The RSS has met and discussed the post poll scenario with regional leaders who are currently opposing the BJP, but have been in the NDA governments earlier. The list of the regional parties that have broken bread with the BJP in the past include Trinamool Congress, DMK, Biju Janata Dal, Telugu Desam, National Conference, Indian National Lok Dal, Rashtriya Lok Dal. Bahujan Samaj Party had supported from outside. The Samajwadi party and Rashtriya Janata Dal along with the Left and the Congress are the only two parties that have not directly entered into coalitions with the BJP.

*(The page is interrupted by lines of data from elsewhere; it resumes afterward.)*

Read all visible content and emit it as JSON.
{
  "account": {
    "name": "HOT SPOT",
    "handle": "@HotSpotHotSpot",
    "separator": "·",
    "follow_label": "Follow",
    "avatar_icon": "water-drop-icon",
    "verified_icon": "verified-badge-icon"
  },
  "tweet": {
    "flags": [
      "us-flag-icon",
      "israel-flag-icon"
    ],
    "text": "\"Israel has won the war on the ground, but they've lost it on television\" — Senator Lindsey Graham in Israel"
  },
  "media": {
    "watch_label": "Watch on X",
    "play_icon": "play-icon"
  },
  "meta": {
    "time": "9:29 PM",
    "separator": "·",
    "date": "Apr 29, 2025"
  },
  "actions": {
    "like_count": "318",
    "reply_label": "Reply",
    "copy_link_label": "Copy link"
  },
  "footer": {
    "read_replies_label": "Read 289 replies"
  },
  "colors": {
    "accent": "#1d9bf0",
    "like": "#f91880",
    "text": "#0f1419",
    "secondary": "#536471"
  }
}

The consensus from these talks, sources said, is that Narendra Modi will not be acceptable as a leader but the BJP could rely on some support if it brings a new person at the helm. Interestingly Nitin Gadkari remains acceptable by and large.
And secondly, the regional parties would not be able to support a BJP led government if the temple issue was taken up in the campaign and through the elections as this has always remained divisive and unacceptable to even those who have joined NDA governments in the past. This is the primary reason why the RSS has backed off from whipping a campaign around the Ayodhya issue, as it does not want to alienate the regional parties that it might need to rely on after the elections to form the government.
Prime Minister Modi is however clear, that he will remain in command. Either as the Prime Minister if he delivers the majority. And if not, as the Leader of the Opposition.
The RSS is not willing to sit in the Opposition if it can avoid it by stitching up a minus-Modi/Shah coalition. It is not willing to interrupt and possibly reverse the “gains” it has made in the past few years under the present dispensation and wants to keep the “flow” continuing under a less authoritarian but “harder than Atal Bihari Vajpayee” government. The broad following that Vajpayee had is tempting, the sources said, and after these five years the RSS has realised that a seemingly more easy going personality than Modi at the helm was the only way to keep in power.
The sources were categorical that one, Modi and Shah are not willing to give up control; and two, the RSS is working to ensure that they bow out to a coalition run by the BJP, with a large bouquet of regional parties.
Currently Narendra Modi is facing the heat of isolation with the regional NDA allies also preferring to keep a distance. The RSS, by backing off on the Ayodhya issue, has sought to create a space that it could work to its advantage and for installing a new leader on a broad based coalition it wishes to bring to power. Interestingly, the sources said that the support for Vajpayee had led the RSS top brass—never enamoured of the individualist politics of PM Modi—to project Gadkari as a possible replacement. He has a better working relationship with the opposition parties, within the BJP having been the party president, and with the corporates that have also started reacting adversely to the current authoritarianism.